▶ [PROBLEM DETAILS]: Your answer is the listing, printed exactly as given.

▶ [DATA FOR THIS EXERCISE]:
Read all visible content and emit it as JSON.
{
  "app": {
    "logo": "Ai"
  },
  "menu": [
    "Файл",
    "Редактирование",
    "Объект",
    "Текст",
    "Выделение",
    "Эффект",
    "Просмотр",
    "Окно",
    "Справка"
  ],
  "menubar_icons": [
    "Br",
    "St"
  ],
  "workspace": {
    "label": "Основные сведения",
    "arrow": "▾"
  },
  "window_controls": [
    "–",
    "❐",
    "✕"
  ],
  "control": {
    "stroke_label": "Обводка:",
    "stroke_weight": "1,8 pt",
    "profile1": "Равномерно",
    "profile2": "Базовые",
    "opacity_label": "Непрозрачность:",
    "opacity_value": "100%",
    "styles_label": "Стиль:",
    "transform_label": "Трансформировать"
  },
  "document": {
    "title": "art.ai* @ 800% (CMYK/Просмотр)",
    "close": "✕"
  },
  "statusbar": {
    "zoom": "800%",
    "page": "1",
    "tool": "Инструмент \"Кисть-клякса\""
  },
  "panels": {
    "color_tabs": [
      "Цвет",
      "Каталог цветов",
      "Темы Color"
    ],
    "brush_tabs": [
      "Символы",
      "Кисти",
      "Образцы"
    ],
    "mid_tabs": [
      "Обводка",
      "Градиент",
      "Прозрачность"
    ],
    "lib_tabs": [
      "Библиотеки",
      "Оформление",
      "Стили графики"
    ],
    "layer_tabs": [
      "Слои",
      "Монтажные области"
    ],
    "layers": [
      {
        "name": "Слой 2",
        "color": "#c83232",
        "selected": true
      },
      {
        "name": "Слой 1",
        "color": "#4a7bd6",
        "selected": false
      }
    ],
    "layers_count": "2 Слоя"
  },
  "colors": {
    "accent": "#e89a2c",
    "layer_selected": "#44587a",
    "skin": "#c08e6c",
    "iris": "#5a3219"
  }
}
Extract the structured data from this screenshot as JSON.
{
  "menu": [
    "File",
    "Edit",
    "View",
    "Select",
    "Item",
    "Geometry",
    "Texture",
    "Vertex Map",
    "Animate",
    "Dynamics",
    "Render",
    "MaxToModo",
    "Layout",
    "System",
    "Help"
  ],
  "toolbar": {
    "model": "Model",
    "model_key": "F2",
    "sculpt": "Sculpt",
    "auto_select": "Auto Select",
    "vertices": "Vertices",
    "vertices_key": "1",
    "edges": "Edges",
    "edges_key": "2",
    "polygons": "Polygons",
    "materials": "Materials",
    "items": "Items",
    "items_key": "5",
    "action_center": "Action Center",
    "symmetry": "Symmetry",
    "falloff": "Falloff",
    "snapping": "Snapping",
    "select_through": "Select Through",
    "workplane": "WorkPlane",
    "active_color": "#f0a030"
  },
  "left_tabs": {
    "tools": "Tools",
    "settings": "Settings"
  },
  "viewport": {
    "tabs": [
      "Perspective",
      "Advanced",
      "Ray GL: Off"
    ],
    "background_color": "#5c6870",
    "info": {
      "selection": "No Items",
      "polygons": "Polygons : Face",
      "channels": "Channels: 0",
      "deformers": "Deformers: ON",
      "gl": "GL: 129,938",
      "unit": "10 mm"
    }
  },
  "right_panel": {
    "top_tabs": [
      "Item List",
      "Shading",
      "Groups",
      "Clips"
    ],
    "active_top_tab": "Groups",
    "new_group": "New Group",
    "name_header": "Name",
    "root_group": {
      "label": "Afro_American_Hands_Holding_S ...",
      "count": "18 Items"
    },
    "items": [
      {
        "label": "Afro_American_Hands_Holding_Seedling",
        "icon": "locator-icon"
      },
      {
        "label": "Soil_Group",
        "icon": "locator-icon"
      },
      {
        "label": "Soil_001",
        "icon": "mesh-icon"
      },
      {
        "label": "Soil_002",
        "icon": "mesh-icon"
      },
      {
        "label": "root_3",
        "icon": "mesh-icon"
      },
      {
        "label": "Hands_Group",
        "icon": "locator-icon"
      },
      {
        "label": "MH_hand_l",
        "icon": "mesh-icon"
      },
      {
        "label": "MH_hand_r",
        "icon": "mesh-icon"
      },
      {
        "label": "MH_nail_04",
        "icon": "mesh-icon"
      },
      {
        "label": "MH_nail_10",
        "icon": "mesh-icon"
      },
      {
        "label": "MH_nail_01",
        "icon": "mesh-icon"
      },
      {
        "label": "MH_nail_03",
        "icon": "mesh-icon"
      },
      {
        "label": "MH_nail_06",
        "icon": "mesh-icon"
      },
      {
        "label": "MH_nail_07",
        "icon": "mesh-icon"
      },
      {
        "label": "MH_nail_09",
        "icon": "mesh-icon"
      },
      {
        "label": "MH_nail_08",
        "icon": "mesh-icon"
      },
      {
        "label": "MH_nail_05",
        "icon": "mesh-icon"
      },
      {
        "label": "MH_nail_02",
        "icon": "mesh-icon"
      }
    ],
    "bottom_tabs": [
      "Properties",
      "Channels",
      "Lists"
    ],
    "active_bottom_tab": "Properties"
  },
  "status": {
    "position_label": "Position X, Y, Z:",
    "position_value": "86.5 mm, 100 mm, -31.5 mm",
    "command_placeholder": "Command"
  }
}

▶ [RESULT OF THIS EXERCISE]:
Read all visible content and emit it as JSON.
{
  "app": {
    "logo": "Ai"
  },
  "menu": [
    "Файл",
    "Редактирование",
    "Объект",
    "Текст",
    "Выделение",
    "Эффект",
    "Просмотр",
    "Окно",
    "Справка"
  ],
  "menubar_icons": [
    "Br",
    "St"
  ],
  "workspace": {
    "label": "Основные сведения",
    "arrow": "▾"
  },
  "window_controls": [
    "–",
    "❐",
    "✕"
  ],
  "control": {
    "stroke_label": "Обводка:",
    "stroke_weight": "1,8 pt",
    "profile1": "Равномерно",
    "profile2": "Базовые",
    "opacity_label": "Непрозрачность:",
    "opacity_value": "100%",
    "styles_label": "Стиль:",
    "transform_label": "Трансформировать"
  },
  "document": {
    "title": "art.ai* @ 800% (CMYK/Просмотр)",
    "close": "✕"
  },
  "statusbar": {
    "zoom": "800%",
    "page": "1",
    "tool": "Инструмент \"Кисть-клякса\""
  },
  "panels": {
    "color_tabs": [
      "Цвет",
      "Каталог цветов",
      "Темы Color"
    ],
    "brush_tabs": [
      "Символы",
      "Кисти",
      "Образцы"
    ],
    "mid_tabs": [
      "Обводка",
      "Градиент",
      "Прозрачность"
    ],
    "lib_tabs": [
      "Библиотеки",
      "Оформление",
      "Стили графики"
    ],
    "layer_tabs": [
      "Слои",
      "Монтажные области"
    ],
    "layers": [
      {
        "name": "Слой 2",
        "color": "#c83232",
        "selected": true
      },
      {
        "name": "Слой 1",
        "color": "#4a7bd6",
        "selected": false
      }
    ],
    "layers_count": "2 Слоя"
  },
  "colors": {
    "accent": "#e89a2c",
    "layer_selected": "#44587a",
    "skin": "#c08e6c",
    "iris": "#5a3219"
  }
}
Extract the structured data from this screenshot as JSON.
{
  "menu": [
    "File",
    "Edit",
    "View",
    "Select",
    "Item",
    "Geometry",
    "Texture",
    "Vertex Map",
    "Animate",
    "Dynamics",
    "Render",
    "MaxToModo",
    "Layout",
    "System",
    "Help"
  ],
  "toolbar": {
    "model": "Model",
    "model_key": "F2",
    "sculpt": "Sculpt",
    "auto_select": "Auto Select",
    "vertices": "Vertices",
    "vertices_key": "1",
    "edges": "Edges",
    "edges_key": "2",
    "polygons": "Polygons",
    "materials": "Materials",
    "items": "Items",
    "items_key": "5",
    "action_center": "Action Center",
    "symmetry": "Symmetry",
    "falloff": "Falloff",
    "snapping": "Snapping",
    "select_through": "Select Through",
    "workplane": "WorkPlane",
    "active_color": "#f0a030"
  },
  "left_tabs": {
    "tools": "Tools",
    "settings": "Settings"
  },
  "viewport": {
    "tabs": [
      "Perspective",
      "Advanced",
      "Ray GL: Off"
    ],
    "background_color": "#5c6870",
    "info": {
      "selection": "No Items",
      "polygons": "Polygons : Face",
      "channels": "Channels: 0",
      "deformers": "Deformers: ON",
      "gl": "GL: 129,938",
      "unit": "10 mm"
    }
  },
  "right_panel": {
    "top_tabs": [
      "Item List",
      "Shading",
      "Groups",
      "Clips"
    ],
    "active_top_tab": "Groups",
    "new_group": "New Group",
    "name_header": "Name",
    "root_group": {
      "label": "Afro_American_Hands_Holding_S ...",
      "count": "18 Items"
    },
    "items": [
      {
        "label": "Afro_American_Hands_Holding_Seedling",
        "icon": "locator-icon"
      },
      {
        "label": "Soil_Group",
        "icon": "locator-icon"
      },
      {
        "label": "Soil_001",
        "icon": "mesh-icon"
      },
      {
        "label": "Soil_002",
        "icon": "mesh-icon"
      },
      {
        "label": "root_3",
        "icon": "mesh-icon"
      },
      {
        "label": "Hands_Group",
        "icon": "locator-icon"
      },
      {
        "label": "MH_hand_l",
        "icon": "mesh-icon"
      },
      {
        "label": "MH_hand_r",
        "icon": "mesh-icon"
      },
      {
        "label": "MH_nail_04",
        "icon": "mesh-icon"
      },
      {
        "label": "MH_nail_10",
        "icon": "mesh-icon"
      },
      {
        "label": "MH_nail_01",
        "icon": "mesh-icon"
      },
      {
        "label": "MH_nail_03",
        "icon": "mesh-icon"
      },
      {
        "label": "MH_nail_06",
        "icon": "mesh-icon"
      },
      {
        "label": "MH_nail_07",
        "icon": "mesh-icon"
      },
      {
        "label": "MH_nail_09",
        "icon": "mesh-icon"
      },
      {
        "label": "MH_nail_08",
        "icon": "mesh-icon"
      },
      {
        "label": "MH_nail_05",
        "icon": "mesh-icon"
      },
      {
        "label": "MH_nail_02",
        "icon": "mesh-icon"
      }
    ],
    "bottom_tabs": [
      "Properties",
      "Channels",
      "Lists"
    ],
    "active_bottom_tab": "Properties"
  },
  "status": {
    "position_label": "Position X, Y, Z:",
    "position_value": "86.5 mm, 100 mm, -31.5 mm",
    "command_placeholder": "Command"
  }
}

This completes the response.